2. Make sure you have the right to share the content you are sharing. Don't take other's content without their permission or a license and get a release if you are creating content using other people's likeness.
3. Have a social media policy for your business. This will get everyone on the same page and protect against risks of privacy breaches, defamation or damage to your brand.
4. Copyright laws protect the original content that you create and publish. You can enforce your rights to it.
5. Know the CASL (anti-spam) rules for Canada. These rules cover all commercial electronic messages (i.e. DMs, texts) not just email. Know how you can add people to your email list within the rules.
An e-mail list is one of the most important and valuable assets to an online or bricks and mortar business.
When Canada’s Anti-Spam Legislation came into effect in 2014, this had a chilling effect on the e-mail marketing efforts of many small businesses. Many business became afraid to send e-mails for fear of breaking this law. This legislation is federal and applies across Canada.
The general rule is that if you are sending “commercial electronic messages” which include e-mails, you need the consent of the recipient of the message. Whenever you can get this express written consent from a client or prospect, you should record it and store it. This could include having them check a box electronically on a website, or on paper ballots or contest entries.

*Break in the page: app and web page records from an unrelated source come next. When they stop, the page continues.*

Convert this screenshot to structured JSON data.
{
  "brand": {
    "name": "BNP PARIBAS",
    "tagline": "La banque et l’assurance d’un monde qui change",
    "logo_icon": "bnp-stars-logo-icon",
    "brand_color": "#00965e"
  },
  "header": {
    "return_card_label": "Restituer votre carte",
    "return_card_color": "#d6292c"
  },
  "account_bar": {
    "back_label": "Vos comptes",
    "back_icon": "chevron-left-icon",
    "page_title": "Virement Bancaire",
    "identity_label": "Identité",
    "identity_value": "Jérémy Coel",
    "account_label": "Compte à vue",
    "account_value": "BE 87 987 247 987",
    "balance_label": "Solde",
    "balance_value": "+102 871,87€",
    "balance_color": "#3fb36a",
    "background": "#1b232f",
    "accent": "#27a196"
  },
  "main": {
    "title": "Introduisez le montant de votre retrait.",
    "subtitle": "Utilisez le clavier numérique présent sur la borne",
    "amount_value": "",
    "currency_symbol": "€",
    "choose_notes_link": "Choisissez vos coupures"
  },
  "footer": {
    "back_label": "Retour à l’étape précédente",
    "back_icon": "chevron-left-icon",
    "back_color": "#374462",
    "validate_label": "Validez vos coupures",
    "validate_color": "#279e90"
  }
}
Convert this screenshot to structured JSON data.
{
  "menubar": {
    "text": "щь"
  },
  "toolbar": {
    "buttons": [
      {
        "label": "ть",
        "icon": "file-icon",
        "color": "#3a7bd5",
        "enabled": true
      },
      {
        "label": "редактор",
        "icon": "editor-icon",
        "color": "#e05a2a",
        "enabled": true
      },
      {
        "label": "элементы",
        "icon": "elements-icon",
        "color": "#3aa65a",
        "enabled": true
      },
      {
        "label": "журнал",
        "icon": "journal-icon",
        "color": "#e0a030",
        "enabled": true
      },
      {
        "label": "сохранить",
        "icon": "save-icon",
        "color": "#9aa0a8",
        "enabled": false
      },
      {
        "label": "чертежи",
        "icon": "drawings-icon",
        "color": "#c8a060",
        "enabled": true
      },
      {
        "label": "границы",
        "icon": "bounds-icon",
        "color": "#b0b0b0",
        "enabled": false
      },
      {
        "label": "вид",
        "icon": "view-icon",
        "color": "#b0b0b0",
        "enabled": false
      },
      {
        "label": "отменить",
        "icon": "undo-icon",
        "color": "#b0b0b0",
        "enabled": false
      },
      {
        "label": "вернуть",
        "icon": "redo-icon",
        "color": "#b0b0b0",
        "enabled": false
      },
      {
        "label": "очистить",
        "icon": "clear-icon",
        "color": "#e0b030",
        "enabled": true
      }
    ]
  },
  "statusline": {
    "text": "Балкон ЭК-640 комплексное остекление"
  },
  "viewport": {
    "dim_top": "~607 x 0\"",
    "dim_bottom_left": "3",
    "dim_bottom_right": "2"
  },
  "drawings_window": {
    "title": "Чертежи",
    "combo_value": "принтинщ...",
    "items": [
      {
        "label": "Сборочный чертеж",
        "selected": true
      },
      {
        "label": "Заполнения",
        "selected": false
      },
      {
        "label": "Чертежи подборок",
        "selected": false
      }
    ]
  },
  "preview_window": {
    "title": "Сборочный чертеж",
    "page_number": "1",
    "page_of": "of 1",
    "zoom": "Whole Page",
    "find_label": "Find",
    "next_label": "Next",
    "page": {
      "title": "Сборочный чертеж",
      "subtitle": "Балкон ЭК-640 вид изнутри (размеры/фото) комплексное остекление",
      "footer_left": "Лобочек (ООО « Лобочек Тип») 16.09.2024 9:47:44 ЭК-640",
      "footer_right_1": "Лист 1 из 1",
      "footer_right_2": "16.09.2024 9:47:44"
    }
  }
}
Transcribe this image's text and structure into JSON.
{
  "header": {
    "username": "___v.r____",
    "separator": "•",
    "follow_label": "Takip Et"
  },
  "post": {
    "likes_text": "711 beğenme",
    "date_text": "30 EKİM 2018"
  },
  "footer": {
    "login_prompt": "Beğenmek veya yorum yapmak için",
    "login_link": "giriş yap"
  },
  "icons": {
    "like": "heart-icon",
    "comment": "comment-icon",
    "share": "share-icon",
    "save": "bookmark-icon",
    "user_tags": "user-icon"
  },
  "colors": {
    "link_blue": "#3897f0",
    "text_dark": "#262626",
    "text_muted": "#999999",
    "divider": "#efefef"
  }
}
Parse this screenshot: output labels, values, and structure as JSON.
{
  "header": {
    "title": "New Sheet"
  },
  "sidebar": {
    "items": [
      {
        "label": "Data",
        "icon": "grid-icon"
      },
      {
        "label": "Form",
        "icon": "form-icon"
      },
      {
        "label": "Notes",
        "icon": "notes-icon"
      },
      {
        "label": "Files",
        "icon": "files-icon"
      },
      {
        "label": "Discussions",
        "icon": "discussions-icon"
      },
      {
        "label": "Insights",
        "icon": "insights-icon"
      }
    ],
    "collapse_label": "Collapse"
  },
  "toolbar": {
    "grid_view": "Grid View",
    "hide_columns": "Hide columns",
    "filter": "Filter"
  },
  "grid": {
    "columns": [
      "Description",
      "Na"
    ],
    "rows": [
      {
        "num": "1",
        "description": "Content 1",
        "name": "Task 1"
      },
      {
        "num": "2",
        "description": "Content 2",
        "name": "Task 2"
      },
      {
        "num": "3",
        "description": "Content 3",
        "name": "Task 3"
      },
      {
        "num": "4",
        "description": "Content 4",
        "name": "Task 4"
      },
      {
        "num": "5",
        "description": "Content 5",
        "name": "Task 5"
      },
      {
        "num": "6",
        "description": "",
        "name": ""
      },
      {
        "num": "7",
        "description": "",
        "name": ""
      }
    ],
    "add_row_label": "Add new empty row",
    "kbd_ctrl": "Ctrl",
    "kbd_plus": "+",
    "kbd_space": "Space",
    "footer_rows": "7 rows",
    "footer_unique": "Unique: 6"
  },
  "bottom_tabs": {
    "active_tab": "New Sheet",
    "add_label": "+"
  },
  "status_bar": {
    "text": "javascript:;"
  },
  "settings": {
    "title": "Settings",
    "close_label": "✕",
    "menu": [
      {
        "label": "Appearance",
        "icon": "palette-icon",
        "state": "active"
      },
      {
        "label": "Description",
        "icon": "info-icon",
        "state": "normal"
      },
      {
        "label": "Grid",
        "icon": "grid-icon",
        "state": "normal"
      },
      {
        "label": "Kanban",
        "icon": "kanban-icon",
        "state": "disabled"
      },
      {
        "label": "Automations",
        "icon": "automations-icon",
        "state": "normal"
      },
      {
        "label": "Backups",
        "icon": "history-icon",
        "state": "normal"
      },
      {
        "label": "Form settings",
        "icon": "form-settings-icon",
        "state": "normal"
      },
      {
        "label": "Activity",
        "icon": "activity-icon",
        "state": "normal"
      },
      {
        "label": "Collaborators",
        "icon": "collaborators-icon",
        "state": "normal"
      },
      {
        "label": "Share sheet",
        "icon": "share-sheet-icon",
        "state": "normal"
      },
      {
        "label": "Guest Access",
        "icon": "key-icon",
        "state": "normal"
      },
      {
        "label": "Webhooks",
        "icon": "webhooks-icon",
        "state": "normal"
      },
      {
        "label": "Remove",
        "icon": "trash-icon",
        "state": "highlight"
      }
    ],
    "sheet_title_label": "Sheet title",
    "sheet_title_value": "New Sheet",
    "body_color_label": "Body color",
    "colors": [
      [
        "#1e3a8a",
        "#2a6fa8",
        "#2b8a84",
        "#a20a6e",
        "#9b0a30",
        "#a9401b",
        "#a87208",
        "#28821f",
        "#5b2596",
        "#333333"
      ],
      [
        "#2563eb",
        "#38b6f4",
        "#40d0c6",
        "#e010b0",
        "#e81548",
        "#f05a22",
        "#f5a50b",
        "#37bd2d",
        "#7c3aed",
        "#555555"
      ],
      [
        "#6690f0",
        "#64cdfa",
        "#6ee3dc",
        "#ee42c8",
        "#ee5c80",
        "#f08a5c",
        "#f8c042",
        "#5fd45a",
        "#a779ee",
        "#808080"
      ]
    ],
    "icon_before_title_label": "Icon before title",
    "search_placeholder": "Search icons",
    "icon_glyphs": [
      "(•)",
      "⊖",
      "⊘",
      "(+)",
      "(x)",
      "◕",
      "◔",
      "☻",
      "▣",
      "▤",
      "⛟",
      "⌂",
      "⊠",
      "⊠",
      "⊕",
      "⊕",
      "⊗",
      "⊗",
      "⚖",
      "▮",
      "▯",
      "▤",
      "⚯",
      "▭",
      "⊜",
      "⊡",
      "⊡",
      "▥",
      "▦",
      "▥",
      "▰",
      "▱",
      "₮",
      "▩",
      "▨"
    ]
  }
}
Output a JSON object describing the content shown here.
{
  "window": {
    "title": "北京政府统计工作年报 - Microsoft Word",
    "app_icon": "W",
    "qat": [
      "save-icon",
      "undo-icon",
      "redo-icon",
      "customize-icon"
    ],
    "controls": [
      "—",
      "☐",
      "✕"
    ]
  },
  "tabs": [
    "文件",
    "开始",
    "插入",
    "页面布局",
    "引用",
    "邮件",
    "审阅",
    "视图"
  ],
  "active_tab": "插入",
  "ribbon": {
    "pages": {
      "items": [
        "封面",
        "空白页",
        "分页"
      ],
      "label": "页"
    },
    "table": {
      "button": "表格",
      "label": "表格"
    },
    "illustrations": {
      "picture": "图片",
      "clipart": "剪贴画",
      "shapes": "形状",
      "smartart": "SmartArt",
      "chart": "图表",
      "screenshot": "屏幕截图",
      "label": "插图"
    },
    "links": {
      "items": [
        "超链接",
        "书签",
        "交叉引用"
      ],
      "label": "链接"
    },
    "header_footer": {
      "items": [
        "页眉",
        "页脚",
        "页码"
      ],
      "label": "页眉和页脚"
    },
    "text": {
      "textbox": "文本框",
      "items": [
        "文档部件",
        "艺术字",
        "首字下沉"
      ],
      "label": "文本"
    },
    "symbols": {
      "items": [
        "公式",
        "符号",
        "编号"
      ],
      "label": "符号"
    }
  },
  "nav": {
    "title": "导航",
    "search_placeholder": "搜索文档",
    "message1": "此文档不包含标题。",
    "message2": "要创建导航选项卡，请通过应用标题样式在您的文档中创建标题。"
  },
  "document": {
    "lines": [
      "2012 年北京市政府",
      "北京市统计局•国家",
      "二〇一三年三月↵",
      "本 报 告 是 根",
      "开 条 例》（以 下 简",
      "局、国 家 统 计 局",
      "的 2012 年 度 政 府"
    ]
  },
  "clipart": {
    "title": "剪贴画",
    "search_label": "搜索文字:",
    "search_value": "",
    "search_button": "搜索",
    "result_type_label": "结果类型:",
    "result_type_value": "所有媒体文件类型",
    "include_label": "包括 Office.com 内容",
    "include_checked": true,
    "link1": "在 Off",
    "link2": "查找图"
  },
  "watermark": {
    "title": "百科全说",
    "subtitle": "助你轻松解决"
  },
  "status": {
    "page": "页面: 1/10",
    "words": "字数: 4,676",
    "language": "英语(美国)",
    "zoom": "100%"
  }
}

The good news for small businesses is that there are several useful exceptions where you have implied consent if you have not obtained express consent (permission in writing)....